Disappointingly, of those detainees interviewed by police only 4.2% were provided with an Appropriate Adult and this figure is almost identical to the 4.3% reported over 20 years previously in the Royal Commission study . This shows that the current risk assessment practices are failing and/or are not influencing the behavior of the police in terms of required provision of Appropriate Adults. Some of the risk assessment indicators, such as serious reading and writing problems, should have alerted the police and the HCP staff to the need for an Appropriate Adult. This suggests that the HCP staff employed at the police station do not focus sufficiently on psychological or mental health symptoms, including those associated with ADHD and ID. These individuals require an Appropriate Adult during police interviews and other formal procedures (for example, reading and signing documents), which they do not receive. This practice needs to change.

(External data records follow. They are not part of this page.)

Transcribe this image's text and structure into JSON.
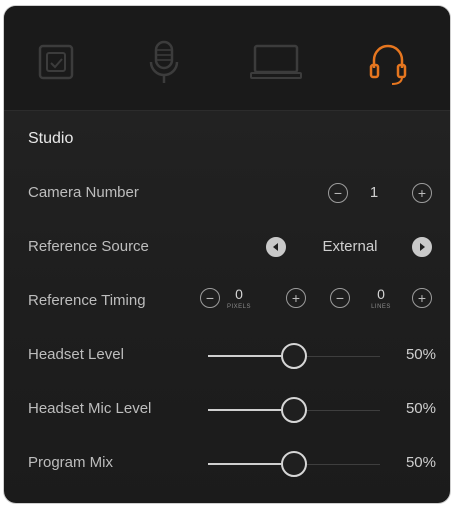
{
  "tabs": [
    {
      "icon": "camera-settings-icon",
      "active": false
    },
    {
      "icon": "microphone-icon",
      "active": false
    },
    {
      "icon": "monitor-icon",
      "active": false
    },
    {
      "icon": "headset-icon",
      "active": true
    }
  ],
  "colors": {
    "accent": "#e6761f",
    "inactive_icon": "#3c3c3c"
  },
  "section": {
    "title": "Studio"
  },
  "camera_number": {
    "label": "Camera Number",
    "value": "1"
  },
  "reference_source": {
    "label": "Reference Source",
    "value": "External"
  },
  "reference_timing": {
    "label": "Reference Timing",
    "pixels_value": "0",
    "pixels_unit": "PIXELS",
    "lines_value": "0",
    "lines_unit": "LINES"
  },
  "headset_level": {
    "label": "Headset Level",
    "value": "50%",
    "level": 0.5
  },
  "headset_mic_level": {
    "label": "Headset Mic Level",
    "value": "50%",
    "level": 0.5
  },
  "program_mix": {
    "label": "Program Mix",
    "value": "50%",
    "level": 0.5
  }
}
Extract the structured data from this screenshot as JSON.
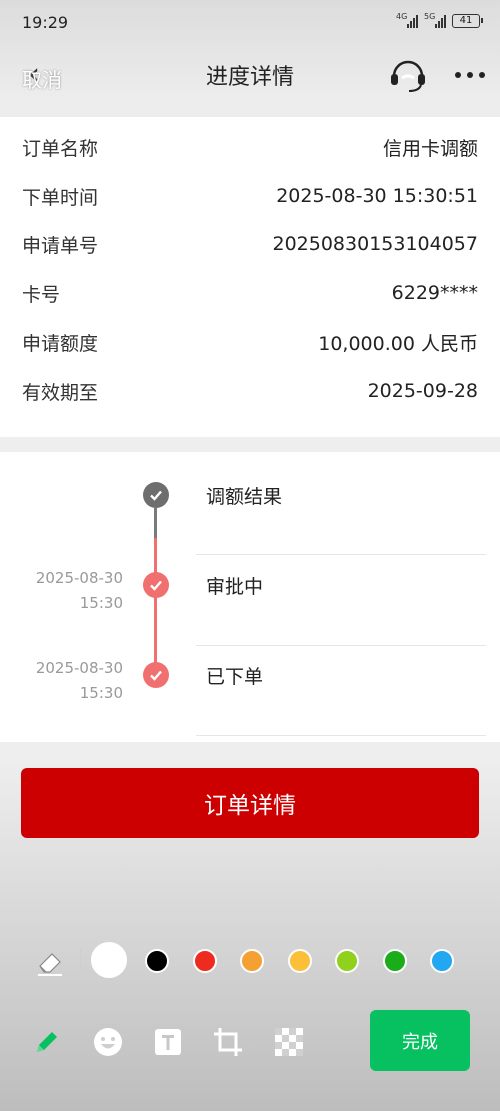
{
  "status_bar": {
    "time": "19:29",
    "signal1": "4G",
    "signal2": "5G",
    "battery": "41"
  },
  "nav": {
    "back_label": "取消",
    "title": "进度详情",
    "icons": [
      "headset-icon",
      "more-icon"
    ]
  },
  "order_info": {
    "rows": [
      {
        "label": "订单名称",
        "value": "信用卡调额"
      },
      {
        "label": "下单时间",
        "value": "2025-08-30 15:30:51"
      },
      {
        "label": "申请单号",
        "value": "20250830153104057"
      },
      {
        "label": "卡号",
        "value": "6229****"
      },
      {
        "label": "申请额度",
        "value": "10,000.00 人民币"
      },
      {
        "label": "有效期至",
        "value": "2025-09-28"
      }
    ]
  },
  "timeline": {
    "steps": [
      {
        "title": "调额结果",
        "date": "",
        "time": "",
        "color": "#6e6e6e"
      },
      {
        "title": "审批中",
        "date": "2025-08-30",
        "time": "15:30",
        "color": "#f07070"
      },
      {
        "title": "已下单",
        "date": "2025-08-30",
        "time": "15:30",
        "color": "#f07070"
      }
    ]
  },
  "detail_button": {
    "label": "订单详情",
    "color": "#cc0000"
  },
  "editor": {
    "colors": [
      "#ffffff",
      "#000000",
      "#ee2b1f",
      "#f5a033",
      "#fcbf3a",
      "#8fd11c",
      "#1aad19",
      "#22a7f0"
    ],
    "selected_color": "#ffffff",
    "tools": [
      "pencil-icon",
      "emoji-icon",
      "text-icon",
      "crop-icon",
      "mosaic-icon"
    ],
    "done_label": "完成",
    "done_color": "#07c160"
  }
}
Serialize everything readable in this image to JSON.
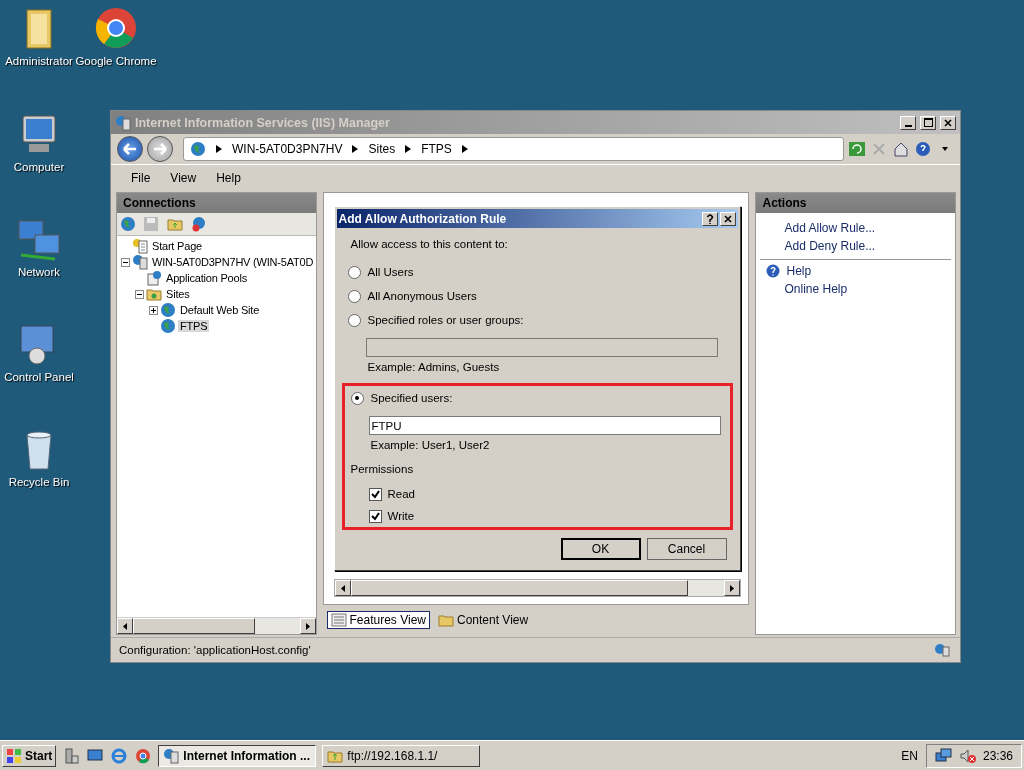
{
  "desktop_icons": [
    {
      "label": "Administrator",
      "kind": "folder"
    },
    {
      "label": "Google Chrome",
      "kind": "browser"
    },
    {
      "label": "Computer",
      "kind": "computer"
    },
    {
      "label": "Network",
      "kind": "network"
    },
    {
      "label": "Control Panel",
      "kind": "panel"
    },
    {
      "label": "Recycle Bin",
      "kind": "bin"
    }
  ],
  "window": {
    "title": "Internet Information Services (IIS) Manager",
    "active": false,
    "breadcrumb": [
      "WIN-5AT0D3PN7HV",
      "Sites",
      "FTPS"
    ],
    "menu": [
      "File",
      "View",
      "Help"
    ],
    "connections": {
      "title": "Connections",
      "tree": [
        {
          "label": "Start Page",
          "kind": "start",
          "selected": false
        },
        {
          "label": "WIN-5AT0D3PN7HV (WIN-5AT0D",
          "kind": "server",
          "selected": false,
          "expanded": true,
          "children": [
            {
              "label": "Application Pools",
              "kind": "pools",
              "selected": false
            },
            {
              "label": "Sites",
              "kind": "folder",
              "selected": false,
              "expanded": true,
              "children": [
                {
                  "label": "Default Web Site",
                  "kind": "site",
                  "selected": false,
                  "expanded": false
                },
                {
                  "label": "FTPS",
                  "kind": "site",
                  "selected": true
                }
              ]
            }
          ]
        }
      ]
    },
    "views": [
      {
        "label": "Features View",
        "selected": true
      },
      {
        "label": "Content View",
        "selected": false
      }
    ],
    "actions": {
      "title": "Actions",
      "groups": [
        [
          {
            "label": "Add Allow Rule...",
            "kind": "link"
          },
          {
            "label": "Add Deny Rule...",
            "kind": "link"
          }
        ],
        [
          {
            "label": "Help",
            "kind": "help"
          },
          {
            "label": "Online Help",
            "kind": "link"
          }
        ]
      ]
    },
    "status_bar": "Configuration: 'applicationHost.config'"
  },
  "dialog": {
    "title": "Add Allow Authorization Rule",
    "prompt": "Allow access to this content to:",
    "options": [
      {
        "label": "All Users",
        "selected": false
      },
      {
        "label": "All Anonymous Users",
        "selected": false
      },
      {
        "label": "Specified roles or user groups:",
        "selected": false,
        "field": {
          "disabled": true,
          "example": "Example: Admins, Guests"
        }
      },
      {
        "label": "Specified users:",
        "selected": true,
        "field": {
          "disabled": false,
          "value": "FTPU",
          "example": "Example: User1, User2"
        }
      }
    ],
    "permissions": {
      "title": "Permissions",
      "items": [
        {
          "label": "Read",
          "checked": true
        },
        {
          "label": "Write",
          "checked": true
        }
      ]
    },
    "highlight": true,
    "buttons": [
      {
        "label": "OK",
        "default": true
      },
      {
        "label": "Cancel",
        "default": false
      }
    ]
  },
  "taskbar": {
    "start": "Start",
    "tasks": [
      {
        "label": "Internet Information ...",
        "kind": "iis",
        "selected": true
      },
      {
        "label": "ftp://192.168.1.1/",
        "kind": "folder",
        "selected": false
      }
    ],
    "language": "EN",
    "clock": "23:36"
  }
}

The findings should be considered in light of some particular strengths and limitations of the study. Although only representing one large Metropolitan Police station, the findings are likely to generalize to other police stations , but some regional variations may exist for the custodial and interview process . The study also has merit in the large sample of detainees who participated, and our power calculations indicated that the study was well-powered to screen for ID but marginally underpowered to screen for ADHD. Nevertheless, this is the first study of ADHD prevalence and associated behavior in police custody that has included a full clinical diagnostic methodology to estimate ADHD prevalence. The researchers were not qualified healthcare practitioners in diagnosing ADHD. However, they were trained to a level of good reliability by qualified clinical practitioners with expertise in the assessment of ADHD in adulthood and using the DIVA semi-structured interview.

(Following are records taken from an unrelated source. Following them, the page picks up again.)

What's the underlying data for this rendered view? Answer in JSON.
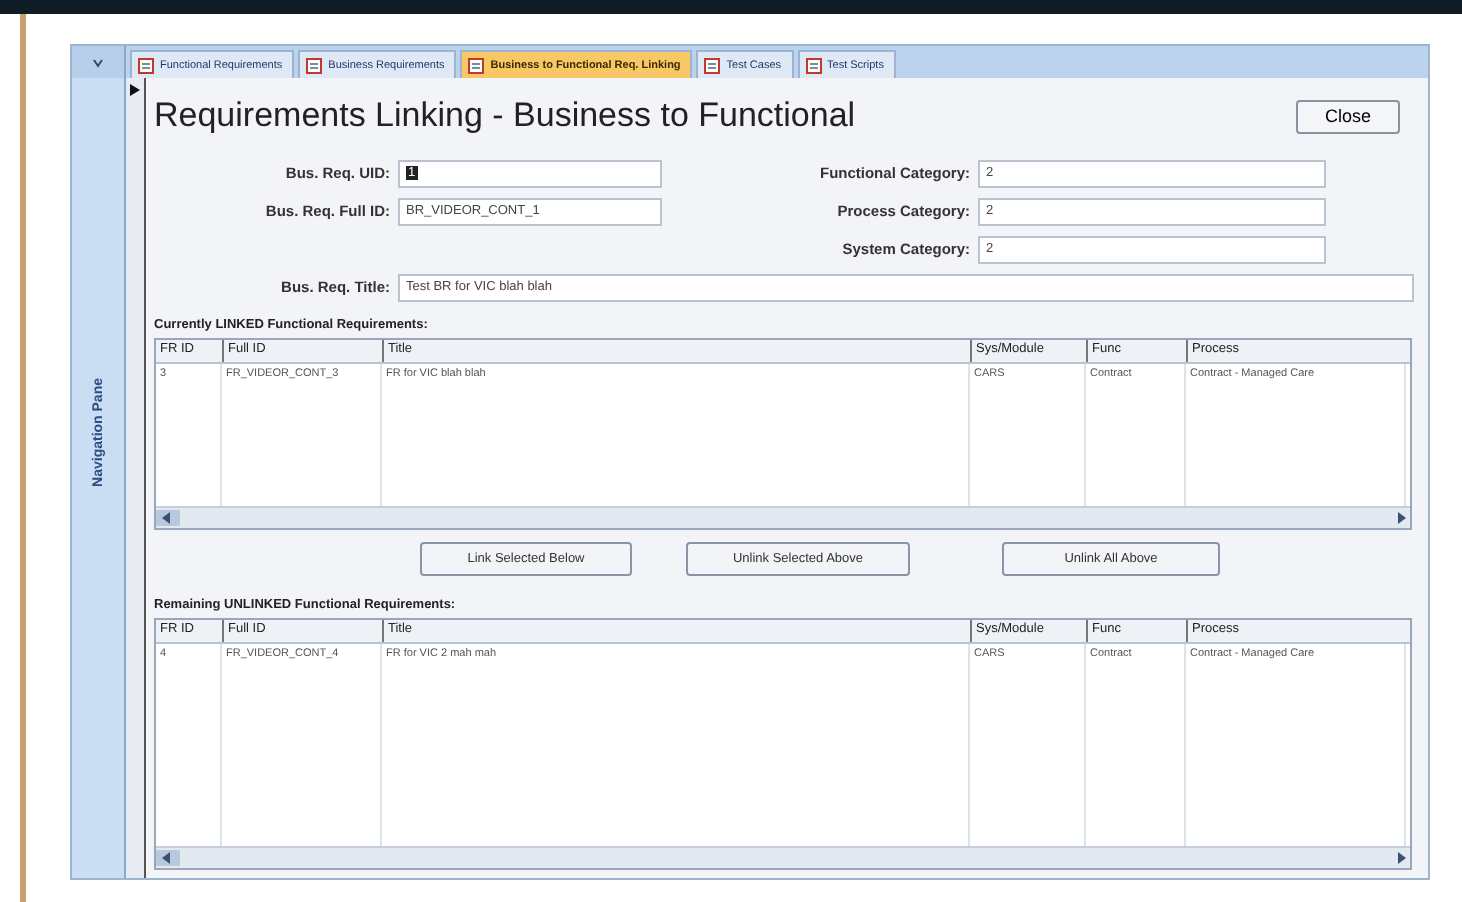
{
  "tabs": [
    {
      "label": "Functional Requirements",
      "selected": false
    },
    {
      "label": "Business Requirements",
      "selected": false
    },
    {
      "label": "Business to Functional Req. Linking",
      "selected": true
    },
    {
      "label": "Test Cases",
      "selected": false
    },
    {
      "label": "Test Scripts",
      "selected": false
    }
  ],
  "navigation_pane": {
    "label": "Navigation Pane"
  },
  "form": {
    "title": "Requirements Linking - Business to Functional",
    "close_button": "Close",
    "left_fields": [
      {
        "label": "Bus. Req. UID:",
        "value": "1",
        "focused": true
      },
      {
        "label": "Bus. Req. Full ID:",
        "value": "BR_VIDEOR_CONT_1",
        "focused": false
      }
    ],
    "right_fields": [
      {
        "label": "Functional Category:",
        "value": "2",
        "focused": false
      },
      {
        "label": "Process Category:",
        "value": "2",
        "focused": false
      },
      {
        "label": "System Category:",
        "value": "2",
        "focused": false
      }
    ],
    "title_field": {
      "label": "Bus. Req. Title:",
      "value": "Test BR for VIC blah blah",
      "focused": false
    },
    "linked": {
      "heading": "Currently LINKED Functional Requirements:",
      "columns": [
        "FR ID",
        "Full ID",
        "Title",
        "Sys/Module",
        "Func",
        "Process"
      ],
      "rows": [
        [
          "3",
          "FR_VIDEOR_CONT_3",
          "FR for VIC blah blah",
          "CARS",
          "Contract",
          "Contract - Managed Care"
        ]
      ]
    },
    "buttons": [
      "Link Selected Below",
      "Unlink Selected Above",
      "Unlink All Above"
    ],
    "unlinked": {
      "heading": "Remaining UNLINKED Functional Requirements:",
      "columns": [
        "FR ID",
        "Full ID",
        "Title",
        "Sys/Module",
        "Func",
        "Process"
      ],
      "rows": [
        [
          "4",
          "FR_VIDEOR_CONT_4",
          "FR for VIC 2 mah mah",
          "CARS",
          "Contract",
          "Contract - Managed Care"
        ]
      ]
    }
  }
}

Other than the prevalence data for ADHD using a clinical diagnostic methodology, all other analyses were conducted based on a sample obtained from screening rates of ADHD, CD and ID. Hence, diagnostic rates cannot be estimated for CD and ID as the number of false positive and false negative identifications are unknown. In clinical practice, for example, a diagnosis of ID would require assessment of both cognitive and adaptive functioning, and an assessment of childhood onset. Secondly, the screening and diagnostic data were based on self-reported information. This was a necessary methodological limitation as the high turnover of detainees in the custody suite and the short periods of time they generally spend in custody limited the opportunity for obtaining supplementary informant information. Nevertheless, adults with ADHD have been found to be reliable in reporting attention problems . There was also no detailed clinical interview of current symptoms relevant to mental illness, such as depression. Gudjonsson et al.  found that agitation and depressive symptoms were commonly found in a police station sample. Furthermore, anxiety and depression among suspects detained for interviews have been associated with the reporting of false confessions .
Finally, the focus of the current study has been on identifying vulnerabilities considered relevant to police custody procedures in relation to safeguards and reliability of police interviews. However, a further benefit of thorough screening procedures would be to signpost individuals who may require more detailed assessments for support within designated external services.